ICANN has consistently said its intention in complying with the European Union's General Data Protection Regulation (GDPR) is to comply while at the same time maintaining access to the WHOIS domain name registration database "to greatest extent possible." On February 28, ICANN published its proposed model. Strangely, while ICANN acknowledges that some of the critical purposes for WHOIS include consumer protection, investigation of cybercrimes, mitigation of DNS abuse, and intellectual property protection, the model ICANN proposes provides no meaningful pathway to use WHOIS in those ways. more

Humming an Open Internet Demise in London?

In mid-March, the group dubbed by Wired Magazine 20 years ago as Crypto-Rebels and Anarchists - the IETF - is meeting in London.
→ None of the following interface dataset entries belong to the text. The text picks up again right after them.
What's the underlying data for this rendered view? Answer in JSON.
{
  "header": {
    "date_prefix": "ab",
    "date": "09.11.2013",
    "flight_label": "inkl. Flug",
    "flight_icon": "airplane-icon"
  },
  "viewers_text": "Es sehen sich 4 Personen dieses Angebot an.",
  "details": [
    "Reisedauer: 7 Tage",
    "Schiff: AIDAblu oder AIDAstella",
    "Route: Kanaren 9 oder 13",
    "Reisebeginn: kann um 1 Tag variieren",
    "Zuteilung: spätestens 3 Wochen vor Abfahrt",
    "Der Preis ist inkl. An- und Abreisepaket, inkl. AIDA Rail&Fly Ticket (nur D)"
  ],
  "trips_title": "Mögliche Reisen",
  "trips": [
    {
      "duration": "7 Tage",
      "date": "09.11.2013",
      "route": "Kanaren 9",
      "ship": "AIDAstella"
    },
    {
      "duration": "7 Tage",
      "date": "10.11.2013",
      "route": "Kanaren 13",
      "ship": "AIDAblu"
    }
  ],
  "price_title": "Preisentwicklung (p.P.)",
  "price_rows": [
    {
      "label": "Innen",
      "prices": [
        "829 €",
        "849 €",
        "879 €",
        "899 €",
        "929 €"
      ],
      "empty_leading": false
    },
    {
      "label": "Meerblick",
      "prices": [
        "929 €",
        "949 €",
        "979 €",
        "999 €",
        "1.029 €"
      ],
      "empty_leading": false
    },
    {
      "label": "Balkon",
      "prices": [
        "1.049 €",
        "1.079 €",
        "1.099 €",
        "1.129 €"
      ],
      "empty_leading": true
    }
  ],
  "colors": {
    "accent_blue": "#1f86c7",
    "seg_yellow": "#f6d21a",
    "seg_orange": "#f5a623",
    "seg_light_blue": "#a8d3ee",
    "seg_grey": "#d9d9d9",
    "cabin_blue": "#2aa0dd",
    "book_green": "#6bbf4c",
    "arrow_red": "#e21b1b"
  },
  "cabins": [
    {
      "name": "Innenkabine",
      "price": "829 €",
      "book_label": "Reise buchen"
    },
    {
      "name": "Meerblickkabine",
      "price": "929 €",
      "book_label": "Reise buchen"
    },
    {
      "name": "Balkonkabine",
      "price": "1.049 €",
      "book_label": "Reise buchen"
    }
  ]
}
With what is likely some loud humming, the activists will likely seek to rain mayhem upon the world of network and societal security using extreme end-to-end encryption, and collaterally diminish some remaining vestiges of an "open internet." Ironically, the IETF uses what has become known as the "NRA defence": extreme encryption doesn't cause harm, criminals and terrorists do. more

Why Is It So Hard to Run a Bitcoin Exchange?

One of the chronic features of the Bitcoin landscape is that Bitcoin exchanges screw up and fail, starting with Mt. Gox. There's nothing conceptually very hard about running an exchange, so what's the problem? The first problem is that Bitcoin and other blockchains are by design completely unforgiving. If there is a bug in your software which lets people steal coins, too bad, nothing to be done. more

CircleID's Top 10 Posts of 2017

It is once again time for our annual review of posts that received the most attention on CircleID during the past year. Congratulations to all the 2017 participants for sharing their thoughts and making a difference in the industry. 2017 marked CircleID's 15th year of operation as a medium dedicated to all critical matters related to the Internet infrastructure and services. We are in the midst of historic times, facing rapid technological developments and there is a lot to look forward to in 2018. more

News Briefs

Cryptominers Infected 10x More Organizations Than Ransomware in 2018

Volunteer-Based Project Succeeds in Taking Down 100,000 Malware Distribution Sites Within 10 Months

McAfee Labs 2018 Report Reveals 480 New Threats Per Minute, Sharp Increase in IoT-Focused Malware

Criminals Using New Phishing Techniques to Hide from Victims and Investigators, Reports APWG

Hackers Behind Marriott Breach Left Clues Suggesting Link to Chinese Government

Strange Email Used to Inform Marriott Customers About the Massive Data Breach

NTIA Releases Cybersecurity Road Map for "Building a More Resilient Internet"

Neglected Domain Renewals Increasingly Scooped Up by Crooks for Credit Card Stealing Purposes

Weekend Cyberattack on Pakistani bank reported to be a Historic $6 Million Loss, Bank Denies Claim

US Copyright Office Expands Security Researchers' Ability to Hack Without Going to Jail

Easy Access to ICANN, IP Address Data Beats Info on Encrypted Data, Says Telstra Cybersecurity Head

Frequency of DDoS Attacks Risen by 40% While Duration of Attacks Decrease

EU Authorities to Give Internet Companies 1 Hour to Take Down Extremist Content or Face Hefty Fines

British Airways Issues Apology for Cyberattack Affecting Hundreds of Thousands of Customers

Anti-Phishing Working Group Proposes Use of Secure Hashing to Address GDPR-Whois Debacle

Doug Madory Reports on Shutting Down the BGP Hijack Factory

Internet Society Announces New Partnership with Consumers International

Most Abused TLDs Put Under Spotlight by Spamhaus

A Short-Term Suspension of GDPR Enforcement on WHOIS May Be Necessary, Says U.S. Government

Massachusetts School District Pays Hackers $10K in Bitcoin, Police Calls Case "Impossible" to Solve

Most Viewed

Most Commented

Taking Back the DNS

Domain Tasting Target of US Federal Cybersquatting Lawsuit

Fake Bank Site, Fake Registrar

When Registrars Look the Other Way, Drug-Dealers Get Paid

Who Is Blocking WHOIS? Part 2

Industry Updates

Participants – Random Selection